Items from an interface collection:
......

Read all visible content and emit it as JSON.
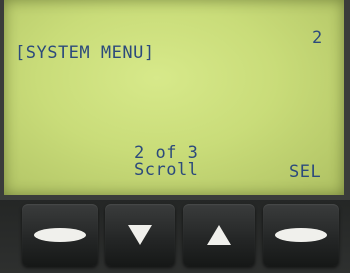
{
  "screen": {
    "title": "[SYSTEM MENU]",
    "page_number": "2",
    "position": "2 of 3",
    "scroll_label": "Scroll",
    "select_label": "SEL"
  },
  "buttons": [
    {
      "icon": "dash-icon"
    },
    {
      "icon": "arrow-down-icon"
    },
    {
      "icon": "arrow-up-icon"
    },
    {
      "icon": "dash-icon"
    }
  ],
  "colors": {
    "lcd_background": "#c9dc79",
    "lcd_text": "#2c4a7c",
    "button": "#232525",
    "button_glyph": "#f0f0ec"
  }
}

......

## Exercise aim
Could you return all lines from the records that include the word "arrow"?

## Answer space
      "icon": "arrow-down-icon"
      "icon": "arrow-up-icon"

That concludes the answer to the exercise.